**Exercise brief**
Line by line, copy the listing below exactly.

**Records supplied**
- - - - -
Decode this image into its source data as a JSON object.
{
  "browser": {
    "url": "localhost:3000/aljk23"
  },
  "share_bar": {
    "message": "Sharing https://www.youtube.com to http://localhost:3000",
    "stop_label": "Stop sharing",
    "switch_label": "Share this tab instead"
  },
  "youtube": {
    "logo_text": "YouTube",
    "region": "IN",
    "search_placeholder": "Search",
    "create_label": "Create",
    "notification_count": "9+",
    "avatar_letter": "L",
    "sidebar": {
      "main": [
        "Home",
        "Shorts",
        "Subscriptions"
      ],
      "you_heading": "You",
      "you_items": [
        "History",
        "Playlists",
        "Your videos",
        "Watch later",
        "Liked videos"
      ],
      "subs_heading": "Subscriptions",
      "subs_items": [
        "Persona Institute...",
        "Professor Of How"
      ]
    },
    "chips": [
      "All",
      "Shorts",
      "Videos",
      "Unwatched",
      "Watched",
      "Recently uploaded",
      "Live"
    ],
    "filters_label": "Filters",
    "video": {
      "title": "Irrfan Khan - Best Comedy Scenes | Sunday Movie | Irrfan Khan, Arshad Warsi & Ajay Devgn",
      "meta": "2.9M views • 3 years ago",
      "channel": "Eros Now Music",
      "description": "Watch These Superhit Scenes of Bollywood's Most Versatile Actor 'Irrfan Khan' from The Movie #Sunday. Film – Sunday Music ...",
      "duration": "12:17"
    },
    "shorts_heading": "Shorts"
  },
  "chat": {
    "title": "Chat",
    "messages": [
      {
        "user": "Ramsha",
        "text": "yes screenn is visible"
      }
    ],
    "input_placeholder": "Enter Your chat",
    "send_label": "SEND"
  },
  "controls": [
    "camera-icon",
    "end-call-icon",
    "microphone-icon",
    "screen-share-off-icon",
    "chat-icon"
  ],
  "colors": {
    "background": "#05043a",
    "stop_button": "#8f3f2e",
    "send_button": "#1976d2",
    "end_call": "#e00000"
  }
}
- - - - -
**Finished task**
Decode this image into its source data as a JSON object.
{
  "browser": {
    "url": "localhost:3000/aljk23"
  },
  "share_bar": {
    "message": "Sharing https://www.youtube.com to http://localhost:3000",
    "stop_label": "Stop sharing",
    "switch_label": "Share this tab instead"
  },
  "youtube": {
    "logo_text": "YouTube",
    "region": "IN",
    "search_placeholder": "Search",
    "create_label": "Create",
    "notification_count": "9+",
    "avatar_letter": "L",
    "sidebar": {
      "main": [
        "Home",
        "Shorts",
        "Subscriptions"
      ],
      "you_heading": "You",
      "you_items": [
        "History",
        "Playlists",
        "Your videos",
        "Watch later",
        "Liked videos"
      ],
      "subs_heading": "Subscriptions",
      "subs_items": [
        "Persona Institute...",
        "Professor Of How"
      ]
    },
    "chips": [
      "All",
      "Shorts",
      "Videos",
      "Unwatched",
      "Watched",
      "Recently uploaded",
      "Live"
    ],
    "filters_label": "Filters",
    "video": {
      "title": "Irrfan Khan - Best Comedy Scenes | Sunday Movie | Irrfan Khan, Arshad Warsi & Ajay Devgn",
      "meta": "2.9M views • 3 years ago",
      "channel": "Eros Now Music",
      "description": "Watch These Superhit Scenes of Bollywood's Most Versatile Actor 'Irrfan Khan' from The Movie #Sunday. Film – Sunday Music ...",
      "duration": "12:17"
    },
    "shorts_heading": "Shorts"
  },
  "chat": {
    "title": "Chat",
    "messages": [
      {
        "user": "Ramsha",
        "text": "yes screenn is visible"
      }
    ],
    "input_placeholder": "Enter Your chat",
    "send_label": "SEND"
  },
  "controls": [
    "camera-icon",
    "end-call-icon",
    "microphone-icon",
    "screen-share-off-icon",
    "chat-icon"
  ],
  "colors": {
    "background": "#05043a",
    "stop_button": "#8f3f2e",
    "send_button": "#1976d2",
    "end_call": "#e00000"
  }
}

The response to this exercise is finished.